Bielefeld - First German university with a helium ion microscope
Cutting-edge technology with outstanding features
Bielefeld is the first German university to acquire a state-of-the-art Helium Ion Microscope (HIM) built by the Carl Zeiss company. This radically different helium ion technology delivers five to ten times the resolution of ordinary scanning electron microscopes. With chemical imaging, scientists are able to gather information on the substances composing the materials they are studying while simultaneously also depicting the hidden layers of these materials. This makes it possible to depict complex (material) systems in their entirety and with an exceptionally high resolution (up to 0.35 nanometre; 1 nm = one-thousand-millionth of a metre).

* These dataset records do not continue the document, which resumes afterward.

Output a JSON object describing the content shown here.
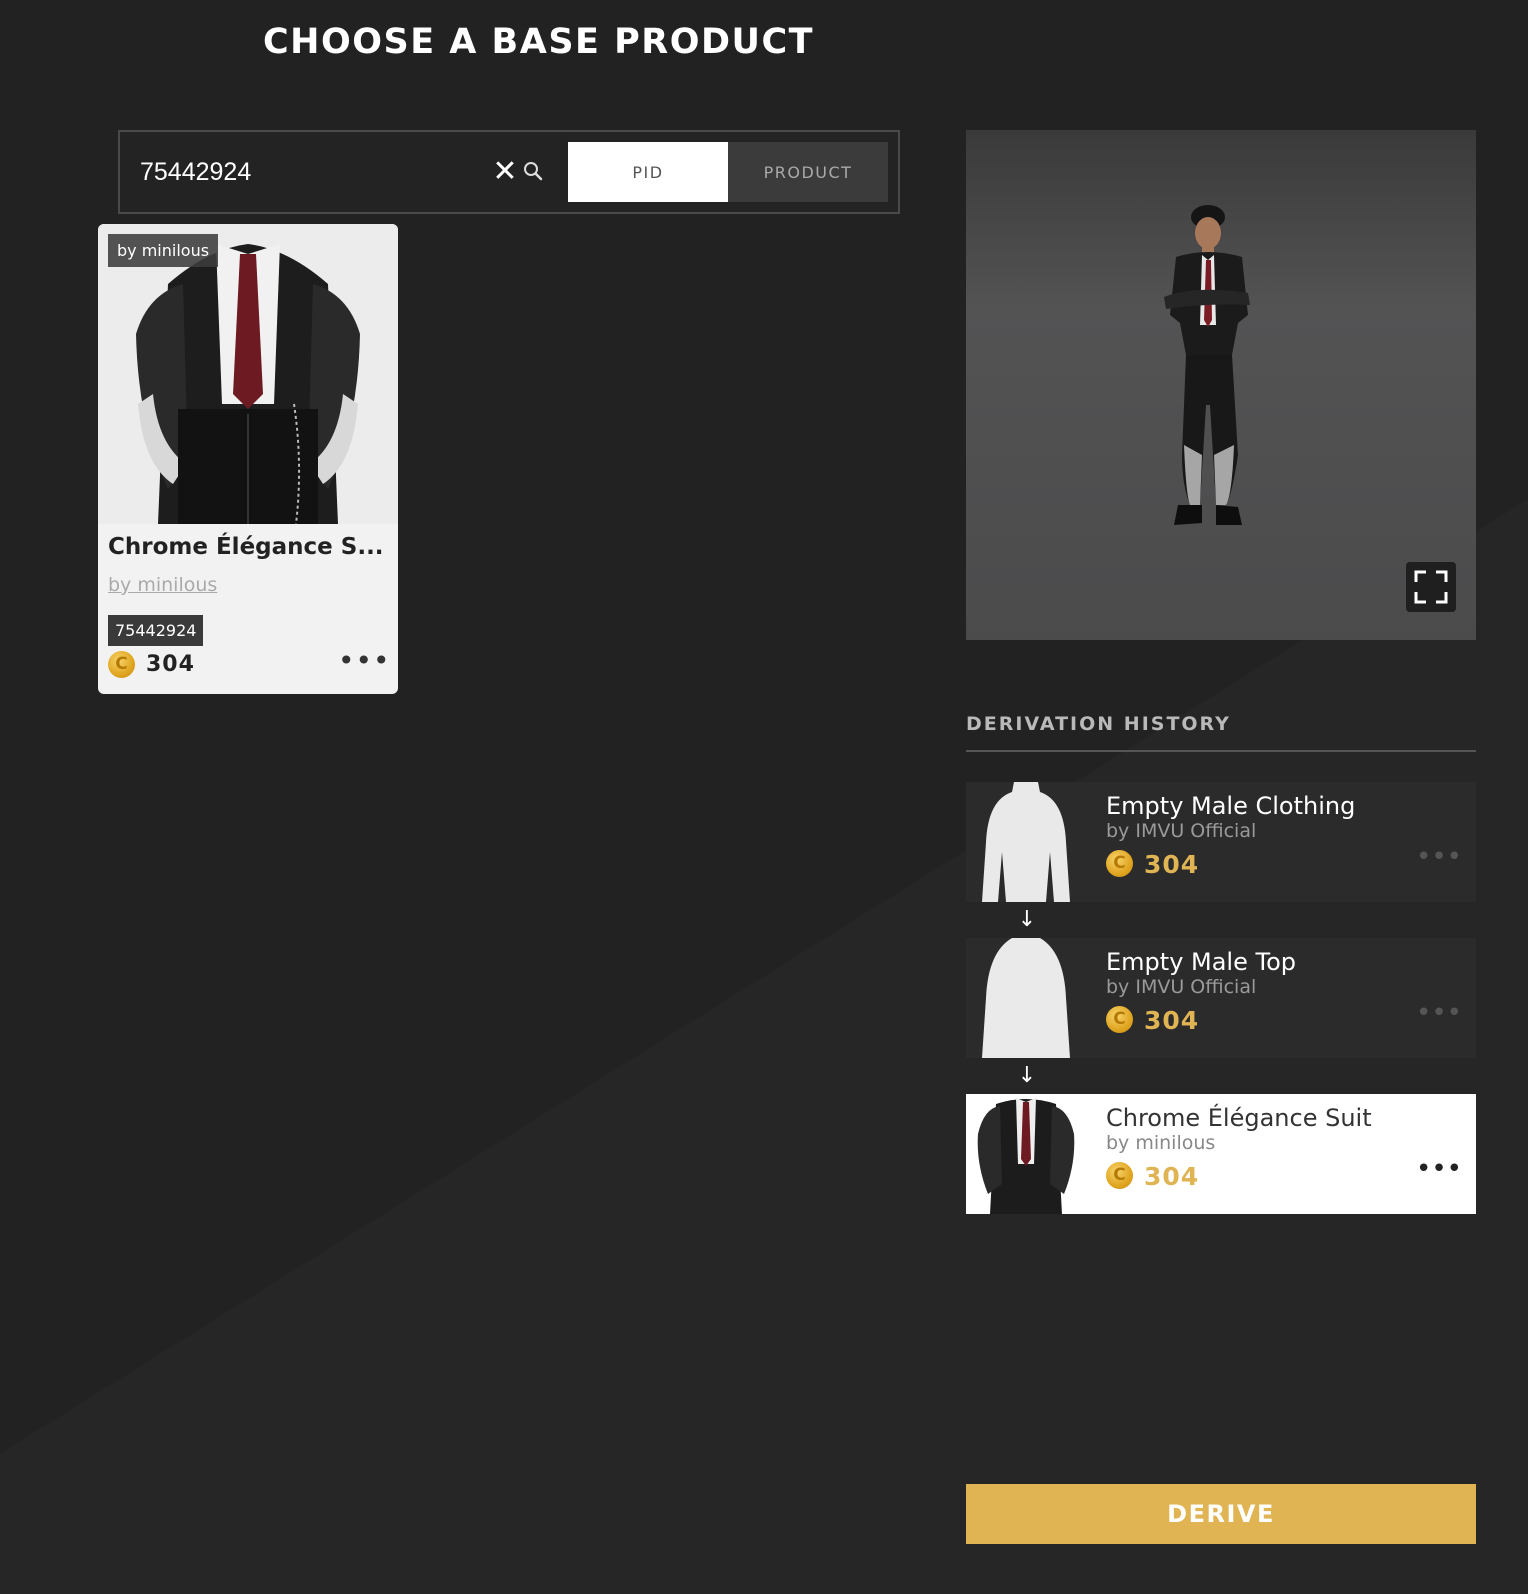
{
  "page": {
    "title": "CHOOSE A BASE PRODUCT"
  },
  "search": {
    "value": "75442924",
    "clear_icon": "close-icon",
    "search_icon": "search-icon",
    "tabs": [
      {
        "label": "PID",
        "active": true
      },
      {
        "label": "PRODUCT",
        "active": false
      }
    ]
  },
  "result_card": {
    "creator_badge": "by minilous",
    "name": "Chrome Élégance S...",
    "creator_link": "by minilous",
    "pid": "75442924",
    "price": "304",
    "coin_symbol": "C",
    "more": "•••"
  },
  "preview": {
    "fullscreen_icon": "fullscreen-icon"
  },
  "history": {
    "heading": "DERIVATION HISTORY",
    "arrow": "↓",
    "items": [
      {
        "name": "Empty Male Clothing",
        "by": "by IMVU Official",
        "price": "304",
        "more": "•••",
        "selected": false
      },
      {
        "name": "Empty Male Top",
        "by": "by IMVU Official",
        "price": "304",
        "more": "•••",
        "selected": false
      },
      {
        "name": "Chrome Élégance Suit",
        "by": "by minilous",
        "price": "304",
        "more": "•••",
        "selected": true
      }
    ]
  },
  "derive_button": {
    "label": "DERIVE"
  },
  "colors": {
    "background": "#222223",
    "accent_gold": "#e0b353",
    "card_bg": "#f2f2f2",
    "history_bg": "#2b2b2c",
    "selected_bg": "#ffffff"
  }
}
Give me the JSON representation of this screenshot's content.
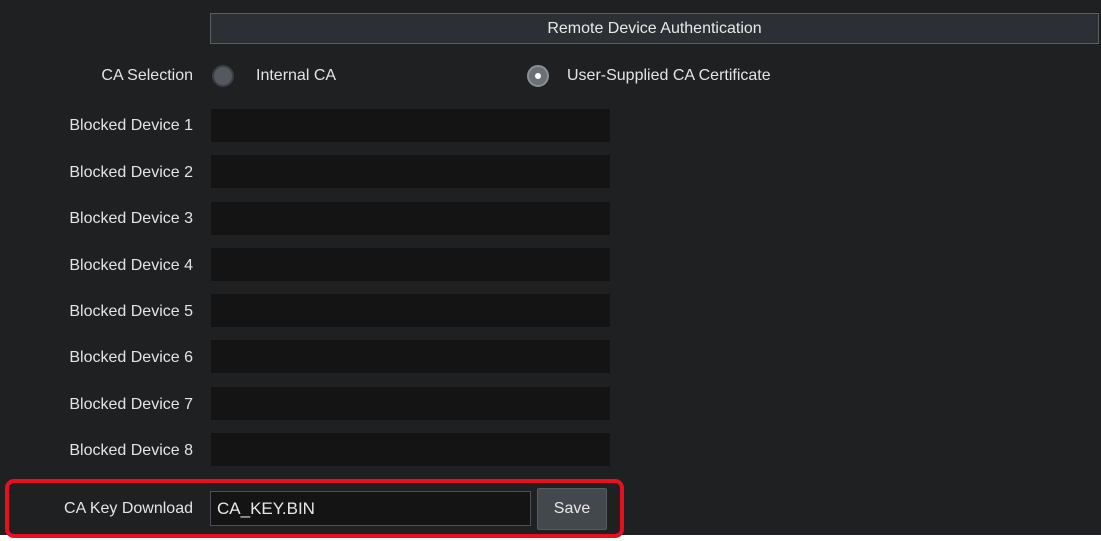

The Zeiss microscope called "ORION" is being managed jointly by two research groups: "Physics of Supermolecular Systems and Surfaces" (Professor Dr. Armin Gölzhäuser) and "Thin Films and Physics of Nanostructures" (Professor Dr. Günter Reiss). However, it will also be accessible for chemists and biologists and not just physicists, thereby boosting microscopic work as a whole in the natural sciences at Bielefeld. In the research group "Physics of Supermolecular Systems and Surfaces", one line of research is developing artificial membranes and two-dimensional nanomaterials for sensor technology. It will use ORION to optimize new kinds of membranes developed by Armin Gölzhäuser that are only 1 nanometre thick. This is dealing with filtration processes or the transformation of the membrane into graphene, a two-dimensional and therefore very promising carbon. The research group "Thin Films and Physics of Nanostructures" is planning to use the HIM for a more detailed exploration of hidden layers in magnetic components. Günter Reiss predicts that this will deliver new impulses for data storage. It is not just physicists and chemists who will profit from the new acquisition. Bio-imaging will also open up new fields of research for Bielefeld's biologists at the Faculty of Biology and the Centre for Biotechnology.
Although helium ion technology is already delivering major findings, it is still only at the beginning of its development. One of the main applications of the forerunners of HIM is quality control in the production of microchips. Bielefeld's HIM should also be used to build up experience with this new technology that can then serve as a basis for its further development. With this goal in mind, Carl Zeiss, represented by Dr. Frank Stietz (manager of Carl Zeiss NTS Oberkochen), and Bielefeld University, represented by the Rektor, Professor Dr.-Ing. Gerhard Sagerer; the Chancellor. Hans-Jürgen Simm; and the two physicists, Professor Armin Gölzhäuser and Professor Günter Reiss, signed a "Memorandum of Understanding" in the Rector's Office on the 9th of July. Rektor Gerhard Sagerer was exceptionally pleased with the new acquisition: "This is a major chance to further consolidate the international reputation of the natural sciences at Bielefeld!"